_ASSIGNMENT:_ Copy each line from the data that has the word "this" in it.

Data entries:

[Start of section]

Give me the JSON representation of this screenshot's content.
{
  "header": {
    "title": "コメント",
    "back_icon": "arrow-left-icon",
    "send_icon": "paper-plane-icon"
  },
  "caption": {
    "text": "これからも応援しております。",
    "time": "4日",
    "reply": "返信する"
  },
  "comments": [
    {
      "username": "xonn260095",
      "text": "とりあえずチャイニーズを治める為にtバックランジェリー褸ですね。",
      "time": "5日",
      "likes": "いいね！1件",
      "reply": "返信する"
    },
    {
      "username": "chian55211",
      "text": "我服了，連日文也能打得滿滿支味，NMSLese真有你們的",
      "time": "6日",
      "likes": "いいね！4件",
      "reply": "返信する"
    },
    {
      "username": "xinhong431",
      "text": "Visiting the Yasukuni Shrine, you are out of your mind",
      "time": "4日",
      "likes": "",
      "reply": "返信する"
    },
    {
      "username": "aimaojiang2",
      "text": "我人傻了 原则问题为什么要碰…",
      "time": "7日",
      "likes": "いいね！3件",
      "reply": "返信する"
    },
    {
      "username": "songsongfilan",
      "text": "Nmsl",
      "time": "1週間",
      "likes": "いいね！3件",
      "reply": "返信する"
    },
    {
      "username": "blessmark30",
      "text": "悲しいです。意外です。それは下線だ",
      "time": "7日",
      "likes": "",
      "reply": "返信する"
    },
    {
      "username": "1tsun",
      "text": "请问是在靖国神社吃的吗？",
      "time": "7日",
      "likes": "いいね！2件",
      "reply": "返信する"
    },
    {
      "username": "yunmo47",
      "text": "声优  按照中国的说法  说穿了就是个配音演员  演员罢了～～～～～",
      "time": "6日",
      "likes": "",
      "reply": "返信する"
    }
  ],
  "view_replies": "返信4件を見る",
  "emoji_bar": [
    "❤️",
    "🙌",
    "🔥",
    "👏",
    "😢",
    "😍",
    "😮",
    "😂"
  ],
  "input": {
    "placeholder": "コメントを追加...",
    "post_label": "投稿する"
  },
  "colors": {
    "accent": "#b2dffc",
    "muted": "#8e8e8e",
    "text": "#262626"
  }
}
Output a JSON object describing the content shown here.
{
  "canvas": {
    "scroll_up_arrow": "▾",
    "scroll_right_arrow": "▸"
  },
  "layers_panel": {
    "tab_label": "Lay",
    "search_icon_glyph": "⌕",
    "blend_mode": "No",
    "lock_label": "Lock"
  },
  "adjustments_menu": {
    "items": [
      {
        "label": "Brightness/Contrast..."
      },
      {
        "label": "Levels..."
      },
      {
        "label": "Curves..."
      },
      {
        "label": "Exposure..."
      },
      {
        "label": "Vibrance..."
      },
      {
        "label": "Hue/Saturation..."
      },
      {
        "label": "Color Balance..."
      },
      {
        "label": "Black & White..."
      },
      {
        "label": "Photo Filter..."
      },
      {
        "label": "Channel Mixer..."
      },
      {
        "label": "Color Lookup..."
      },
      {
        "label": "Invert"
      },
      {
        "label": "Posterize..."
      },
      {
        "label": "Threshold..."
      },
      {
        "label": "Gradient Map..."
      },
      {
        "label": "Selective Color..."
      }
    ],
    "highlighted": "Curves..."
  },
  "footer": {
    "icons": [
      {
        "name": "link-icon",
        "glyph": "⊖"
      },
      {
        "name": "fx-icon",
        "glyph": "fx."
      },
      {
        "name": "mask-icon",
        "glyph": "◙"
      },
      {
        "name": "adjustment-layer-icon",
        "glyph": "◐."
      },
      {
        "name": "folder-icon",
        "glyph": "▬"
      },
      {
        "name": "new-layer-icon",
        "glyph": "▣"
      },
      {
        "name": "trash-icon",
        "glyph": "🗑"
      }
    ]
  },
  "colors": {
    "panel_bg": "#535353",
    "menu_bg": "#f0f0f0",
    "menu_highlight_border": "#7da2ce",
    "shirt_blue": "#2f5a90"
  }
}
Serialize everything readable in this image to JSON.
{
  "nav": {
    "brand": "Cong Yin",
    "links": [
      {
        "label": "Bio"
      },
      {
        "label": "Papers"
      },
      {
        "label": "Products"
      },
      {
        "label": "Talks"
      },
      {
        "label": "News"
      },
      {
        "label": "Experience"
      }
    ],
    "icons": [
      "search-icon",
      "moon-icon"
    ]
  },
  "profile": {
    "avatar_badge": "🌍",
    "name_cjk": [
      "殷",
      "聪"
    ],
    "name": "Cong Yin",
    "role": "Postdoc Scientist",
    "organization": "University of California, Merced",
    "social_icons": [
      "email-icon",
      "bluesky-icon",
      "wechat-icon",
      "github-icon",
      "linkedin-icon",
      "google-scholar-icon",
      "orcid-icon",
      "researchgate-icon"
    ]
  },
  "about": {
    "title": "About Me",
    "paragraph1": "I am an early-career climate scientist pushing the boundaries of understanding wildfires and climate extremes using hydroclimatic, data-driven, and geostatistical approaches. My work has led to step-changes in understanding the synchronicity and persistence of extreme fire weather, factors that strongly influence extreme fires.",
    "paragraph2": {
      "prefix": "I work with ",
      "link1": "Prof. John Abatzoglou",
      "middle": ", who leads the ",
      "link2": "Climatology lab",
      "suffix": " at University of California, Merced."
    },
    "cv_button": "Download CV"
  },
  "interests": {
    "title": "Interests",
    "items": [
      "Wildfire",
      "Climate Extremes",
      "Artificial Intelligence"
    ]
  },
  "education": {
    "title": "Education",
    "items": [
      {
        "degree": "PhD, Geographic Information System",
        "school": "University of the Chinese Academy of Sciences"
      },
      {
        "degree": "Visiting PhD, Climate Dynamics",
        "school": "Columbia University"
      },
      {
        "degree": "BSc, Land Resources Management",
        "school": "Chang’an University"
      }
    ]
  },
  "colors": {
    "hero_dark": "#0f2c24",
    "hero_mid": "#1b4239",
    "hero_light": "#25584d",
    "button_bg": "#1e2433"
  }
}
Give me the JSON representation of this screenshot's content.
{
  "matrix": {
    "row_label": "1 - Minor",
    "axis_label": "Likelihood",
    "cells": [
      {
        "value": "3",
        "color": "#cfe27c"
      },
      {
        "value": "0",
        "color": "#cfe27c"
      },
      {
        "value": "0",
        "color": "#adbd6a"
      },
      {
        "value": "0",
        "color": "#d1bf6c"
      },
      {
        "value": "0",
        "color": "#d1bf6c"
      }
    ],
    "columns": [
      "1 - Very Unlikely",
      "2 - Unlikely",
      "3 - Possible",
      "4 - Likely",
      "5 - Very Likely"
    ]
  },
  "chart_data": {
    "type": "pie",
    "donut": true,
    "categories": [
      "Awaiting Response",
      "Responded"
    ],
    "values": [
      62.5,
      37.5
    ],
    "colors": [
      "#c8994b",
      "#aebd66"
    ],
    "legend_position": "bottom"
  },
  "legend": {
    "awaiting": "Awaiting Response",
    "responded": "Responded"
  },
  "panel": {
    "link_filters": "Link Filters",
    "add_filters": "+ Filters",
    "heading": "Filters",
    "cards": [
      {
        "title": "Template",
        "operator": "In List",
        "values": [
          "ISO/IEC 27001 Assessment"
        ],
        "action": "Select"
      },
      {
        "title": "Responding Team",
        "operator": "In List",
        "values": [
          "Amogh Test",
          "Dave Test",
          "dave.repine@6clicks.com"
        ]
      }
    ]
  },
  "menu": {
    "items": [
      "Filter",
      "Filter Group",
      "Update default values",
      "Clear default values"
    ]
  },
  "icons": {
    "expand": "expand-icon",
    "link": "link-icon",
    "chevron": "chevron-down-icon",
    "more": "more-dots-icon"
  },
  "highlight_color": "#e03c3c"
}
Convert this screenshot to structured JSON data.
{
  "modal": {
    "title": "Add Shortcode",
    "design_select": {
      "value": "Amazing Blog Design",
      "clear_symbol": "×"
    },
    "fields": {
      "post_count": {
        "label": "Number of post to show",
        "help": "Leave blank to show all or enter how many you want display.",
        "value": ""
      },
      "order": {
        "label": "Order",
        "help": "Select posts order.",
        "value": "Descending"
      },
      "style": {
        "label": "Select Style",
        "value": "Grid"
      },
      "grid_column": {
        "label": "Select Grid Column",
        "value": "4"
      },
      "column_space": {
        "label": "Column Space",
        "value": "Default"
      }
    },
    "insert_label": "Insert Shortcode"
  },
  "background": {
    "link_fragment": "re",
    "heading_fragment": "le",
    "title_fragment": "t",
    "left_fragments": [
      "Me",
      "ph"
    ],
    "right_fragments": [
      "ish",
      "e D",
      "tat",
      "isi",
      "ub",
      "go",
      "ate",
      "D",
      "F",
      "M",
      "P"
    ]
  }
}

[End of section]

_TASK RESULT:_
Give me the JSON representation of this screenshot's content.
Serialize everything readable in this image to JSON.
Give me the JSON representation of this screenshot's content.
Convert this screenshot to structured JSON data.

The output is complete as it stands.